A Chinese man has been fined $1,000 after leaving the boardwalk and collecting water from a hot spring in the latest example of bad tourist behavior in the park.
This latest incident happened in the Mammoth Hot Springs area near the Liberty Cap formation. Witnesses alerted rangers of the man they said walked on the thermal formations on Tuesday. The witness also shared photos taken of the man walking on the feature.
The man also apparently broke through the fragile crust of the travertine formations in the area when he left the walk.
When rangers confronted the man, he admitted to collecting water from the hot springs and to not reading warning signs or safety information given out at the park's entrances. He was given a federal violation notice requiring an appearance at the Yellowstone Justice Center.
There was no mention of why the man was collecting water from the springs. In addition to the $1,000 fine, he was also ordered to pay a $30 court processing fee.
This latest news is the fourth incident involving the park's thermal features to make headlines already this summer. An Oregon man died last week in the park after falling into a hot spring in the Norris Geyser Basin about 20 miles to the south of the Mammoth Hot Springs area.
Authorities were only able to recover a few personal belongings of the man. Like this latest incident, the man had wandered off the boardwalk when the accident occurred. The accident happened just a few days after a teenager was burned after falling in another hot spring.
There was also a huge incident at the park's iconic Grand Prismatic Spring when a group of Canadian tourists left the boardwalk and walked to the delicate edge of the large, colorful spring. Arrest warrants for the men were issued.
Park officials are once again using the incident to remind visitors of the purpose behind boardwalks and railings around the many thermal features in the park.
"Park employees call on all visitors to protect their park and protect themselves. Regulations to stay on designated trails and boardwalks in thermal areas are for visitor safety and the safety of the exceptional park natural resources. Without visitor cooperation, park natural wonders will continue to be damaged and more individuals may be injured or killed. It is a violation of federal regulations to collect any park resources," a press release stated.
This year is Yellowstone's 144th year and has to be one of the most frustrating ones in recent memory for park officials. Aside from the thermal incidents, one woman was killed in the park after being struck by a car.
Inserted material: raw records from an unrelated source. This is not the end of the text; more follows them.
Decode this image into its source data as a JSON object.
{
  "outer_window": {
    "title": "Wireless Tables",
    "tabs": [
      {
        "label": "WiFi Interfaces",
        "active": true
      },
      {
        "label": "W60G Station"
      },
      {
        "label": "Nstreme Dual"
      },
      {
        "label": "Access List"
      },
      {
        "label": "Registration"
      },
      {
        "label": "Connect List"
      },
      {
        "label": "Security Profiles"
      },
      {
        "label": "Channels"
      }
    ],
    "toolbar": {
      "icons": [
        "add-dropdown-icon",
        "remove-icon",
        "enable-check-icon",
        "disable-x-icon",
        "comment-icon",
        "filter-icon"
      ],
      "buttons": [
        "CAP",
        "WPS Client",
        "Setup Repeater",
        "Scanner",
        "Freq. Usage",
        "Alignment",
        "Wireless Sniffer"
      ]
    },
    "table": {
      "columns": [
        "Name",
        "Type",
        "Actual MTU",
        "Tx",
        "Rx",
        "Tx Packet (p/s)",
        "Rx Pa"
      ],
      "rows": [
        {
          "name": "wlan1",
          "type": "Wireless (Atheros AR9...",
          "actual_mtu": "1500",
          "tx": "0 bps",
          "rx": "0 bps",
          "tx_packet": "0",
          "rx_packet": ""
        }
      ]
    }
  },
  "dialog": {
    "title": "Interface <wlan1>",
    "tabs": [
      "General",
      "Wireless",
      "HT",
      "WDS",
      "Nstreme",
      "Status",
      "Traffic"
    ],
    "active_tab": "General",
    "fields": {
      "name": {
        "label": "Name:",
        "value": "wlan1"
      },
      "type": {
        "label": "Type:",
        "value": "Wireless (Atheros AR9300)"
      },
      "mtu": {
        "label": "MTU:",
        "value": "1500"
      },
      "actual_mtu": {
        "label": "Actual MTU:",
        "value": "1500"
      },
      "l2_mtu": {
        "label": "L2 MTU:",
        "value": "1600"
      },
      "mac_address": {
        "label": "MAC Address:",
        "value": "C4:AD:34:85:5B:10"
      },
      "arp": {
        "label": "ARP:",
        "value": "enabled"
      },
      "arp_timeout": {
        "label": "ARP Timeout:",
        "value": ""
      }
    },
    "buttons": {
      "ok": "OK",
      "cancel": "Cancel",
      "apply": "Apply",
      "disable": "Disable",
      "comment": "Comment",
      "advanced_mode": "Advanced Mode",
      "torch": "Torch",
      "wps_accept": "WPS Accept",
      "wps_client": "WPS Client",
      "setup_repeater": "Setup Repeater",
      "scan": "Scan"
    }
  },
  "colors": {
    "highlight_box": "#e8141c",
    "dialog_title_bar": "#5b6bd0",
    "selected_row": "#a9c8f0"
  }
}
Then there was an elk attack, a bison attack and a now world-famous incident of tourists putting wildlife in their car.
Keep in mind, we're only in mid-June. There's still another roughly two and a half months of prime tourist season to go!